Today I went to a social media marketing workshop led by Sarah D. Benoit sponsored by the Western Women’s Business Center and Carolina Small Business Development Fund. If you’re like me, working to grow a small business, probably the last thing you want to do is add one more thing to your to-do list. I certainly heard that from many of today’s participants. There was a lot of "I don’t want to do this.” “Why can’t we go back to the good old days?” “I don’t understand it.” “What am I supposed to say?”
Like it or not we can’t go back. Specific social media platforms may come and go (MySpace anyone? ) but it’s the village square now and if you want people to find and hopefully utilize your products and services, you’ve got to show up. Because I work with small businesses and have a lot of friends who are artists and entrepreneurs I know this is a struggle. But what if it didn’t have to be ? What if we could find a way to make marketing fun? Impossible you say? I’m not so sure.
Let’s try a little re-framing exercise. Have you ever worked on a project or seen a piece of art or eaten a meal or heard music that you adored? That you just wanted everyone else to experience? That you couldn’t wait to tell people about? What if we could harness that kind of natural enthusiasm about our own work life and share that with the people around us? I’m not talking about the “Hey here’s a picture of my really cute dog” or “I’m so mad at the political scene” kind of sharing which dominates my personal Facebook feed. We’re talking about marketing a business after all. But that doesn’t mean that your business social media stream has to turn into a used car lot- constantly hawking your wares. In fact, if you primarily use it for that kind of self promotion, it’s likely that no one is going to tune in at all.
If you are doing work you love or offering a service or product that you passionately believe in, why not share a piece of that passion? It doesn’t have to be a long post like this one. (Whoops.) But it has to be authentic.

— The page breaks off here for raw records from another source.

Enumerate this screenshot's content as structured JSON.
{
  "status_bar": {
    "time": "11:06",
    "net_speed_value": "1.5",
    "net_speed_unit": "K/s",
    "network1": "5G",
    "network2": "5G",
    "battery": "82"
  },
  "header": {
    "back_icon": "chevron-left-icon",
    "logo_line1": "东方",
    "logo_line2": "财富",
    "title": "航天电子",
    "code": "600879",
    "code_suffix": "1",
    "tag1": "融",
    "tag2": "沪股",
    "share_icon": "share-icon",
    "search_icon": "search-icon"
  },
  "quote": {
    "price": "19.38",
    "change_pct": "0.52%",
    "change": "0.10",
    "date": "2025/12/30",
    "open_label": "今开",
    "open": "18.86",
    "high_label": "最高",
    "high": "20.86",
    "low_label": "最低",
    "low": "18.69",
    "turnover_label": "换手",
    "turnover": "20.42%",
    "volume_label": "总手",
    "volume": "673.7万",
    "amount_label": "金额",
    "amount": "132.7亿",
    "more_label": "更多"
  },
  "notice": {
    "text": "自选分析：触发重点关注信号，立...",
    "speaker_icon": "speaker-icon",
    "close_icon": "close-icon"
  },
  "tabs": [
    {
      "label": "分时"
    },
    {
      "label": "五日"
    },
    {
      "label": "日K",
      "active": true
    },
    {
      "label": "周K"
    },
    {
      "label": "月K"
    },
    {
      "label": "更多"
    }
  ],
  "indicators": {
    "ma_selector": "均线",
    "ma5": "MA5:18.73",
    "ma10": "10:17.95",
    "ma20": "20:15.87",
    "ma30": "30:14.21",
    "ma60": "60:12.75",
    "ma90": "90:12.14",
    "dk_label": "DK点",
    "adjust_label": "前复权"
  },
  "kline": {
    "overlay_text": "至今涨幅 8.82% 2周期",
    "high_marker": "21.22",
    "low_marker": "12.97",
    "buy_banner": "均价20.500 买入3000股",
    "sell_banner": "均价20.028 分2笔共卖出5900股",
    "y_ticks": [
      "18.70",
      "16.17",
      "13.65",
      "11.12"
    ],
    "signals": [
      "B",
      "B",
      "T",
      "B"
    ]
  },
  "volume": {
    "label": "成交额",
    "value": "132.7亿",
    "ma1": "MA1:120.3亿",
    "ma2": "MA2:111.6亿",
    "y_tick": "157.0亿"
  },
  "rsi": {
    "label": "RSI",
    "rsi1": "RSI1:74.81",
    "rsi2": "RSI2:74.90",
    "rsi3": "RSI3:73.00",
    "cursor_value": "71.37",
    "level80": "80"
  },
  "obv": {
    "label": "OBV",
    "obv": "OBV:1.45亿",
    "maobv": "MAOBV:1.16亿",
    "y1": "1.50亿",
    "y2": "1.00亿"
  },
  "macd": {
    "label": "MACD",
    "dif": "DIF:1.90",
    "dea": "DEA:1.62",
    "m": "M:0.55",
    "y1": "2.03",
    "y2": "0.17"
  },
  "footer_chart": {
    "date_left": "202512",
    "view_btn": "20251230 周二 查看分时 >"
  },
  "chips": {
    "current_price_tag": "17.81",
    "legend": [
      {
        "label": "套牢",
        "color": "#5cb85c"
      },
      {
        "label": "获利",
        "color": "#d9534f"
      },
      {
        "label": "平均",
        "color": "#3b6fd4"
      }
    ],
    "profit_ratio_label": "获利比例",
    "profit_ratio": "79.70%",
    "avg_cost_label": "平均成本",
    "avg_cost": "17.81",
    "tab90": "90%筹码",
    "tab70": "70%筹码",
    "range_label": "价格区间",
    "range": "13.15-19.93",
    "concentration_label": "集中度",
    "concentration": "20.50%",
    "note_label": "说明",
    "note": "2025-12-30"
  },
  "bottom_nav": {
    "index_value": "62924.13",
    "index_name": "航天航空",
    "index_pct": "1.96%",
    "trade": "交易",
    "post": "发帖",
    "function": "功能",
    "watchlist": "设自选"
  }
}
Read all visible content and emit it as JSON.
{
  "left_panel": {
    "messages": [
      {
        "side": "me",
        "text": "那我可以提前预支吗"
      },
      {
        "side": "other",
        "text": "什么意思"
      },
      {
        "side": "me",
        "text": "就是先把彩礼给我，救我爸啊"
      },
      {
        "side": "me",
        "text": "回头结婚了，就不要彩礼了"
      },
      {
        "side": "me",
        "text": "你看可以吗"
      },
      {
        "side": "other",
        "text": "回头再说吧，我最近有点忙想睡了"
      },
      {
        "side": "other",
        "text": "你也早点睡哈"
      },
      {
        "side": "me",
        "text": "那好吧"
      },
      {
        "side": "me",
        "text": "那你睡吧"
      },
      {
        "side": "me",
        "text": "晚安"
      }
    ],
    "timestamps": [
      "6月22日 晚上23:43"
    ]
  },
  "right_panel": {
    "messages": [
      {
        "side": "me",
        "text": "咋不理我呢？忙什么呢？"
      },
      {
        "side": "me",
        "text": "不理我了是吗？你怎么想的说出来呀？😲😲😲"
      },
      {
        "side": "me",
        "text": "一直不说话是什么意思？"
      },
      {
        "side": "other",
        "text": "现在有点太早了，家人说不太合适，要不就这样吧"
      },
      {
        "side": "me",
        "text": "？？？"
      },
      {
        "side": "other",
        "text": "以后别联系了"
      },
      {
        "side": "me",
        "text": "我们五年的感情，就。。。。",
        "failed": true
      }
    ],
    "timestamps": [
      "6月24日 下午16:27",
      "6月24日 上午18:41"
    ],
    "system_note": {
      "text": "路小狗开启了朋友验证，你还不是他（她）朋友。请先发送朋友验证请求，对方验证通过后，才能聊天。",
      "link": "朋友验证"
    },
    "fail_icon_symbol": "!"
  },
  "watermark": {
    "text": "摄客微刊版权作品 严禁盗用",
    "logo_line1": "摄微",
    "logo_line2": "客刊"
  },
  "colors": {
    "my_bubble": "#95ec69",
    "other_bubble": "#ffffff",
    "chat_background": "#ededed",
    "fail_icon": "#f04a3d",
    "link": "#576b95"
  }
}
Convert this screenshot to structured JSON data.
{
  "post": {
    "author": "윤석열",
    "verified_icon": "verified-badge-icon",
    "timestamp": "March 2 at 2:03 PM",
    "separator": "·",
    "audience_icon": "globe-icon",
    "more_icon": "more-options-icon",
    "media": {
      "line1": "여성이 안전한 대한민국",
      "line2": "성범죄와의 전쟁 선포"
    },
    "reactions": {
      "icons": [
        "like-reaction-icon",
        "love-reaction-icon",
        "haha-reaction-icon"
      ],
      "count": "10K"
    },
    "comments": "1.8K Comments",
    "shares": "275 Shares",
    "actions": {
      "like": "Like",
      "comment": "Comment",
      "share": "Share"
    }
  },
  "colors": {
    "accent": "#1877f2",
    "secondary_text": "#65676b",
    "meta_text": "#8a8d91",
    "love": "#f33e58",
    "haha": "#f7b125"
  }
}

Maybe it’s a link to a great podcast you heard, or a memorable experience you had with a client, or a snapshot of a work in progress. I’m going to start thinking of it as the work story I might share with a friend at the bar, after a long and productive day. In his book Show Your Work Austin Kleon lists lots of fun ways to share what you do. And like Sarah D. Benoit, Kleon dispels the myth about using social media to sell things. What we’re really doing is creating community. Stepping away from our desks to stretch our legs in the village square, stopping by the community well to get a sip of water, and having a chat with whoever we see there. Just checking in and telling them what’s going on.
Sarah H Benoit shares her social media smarts.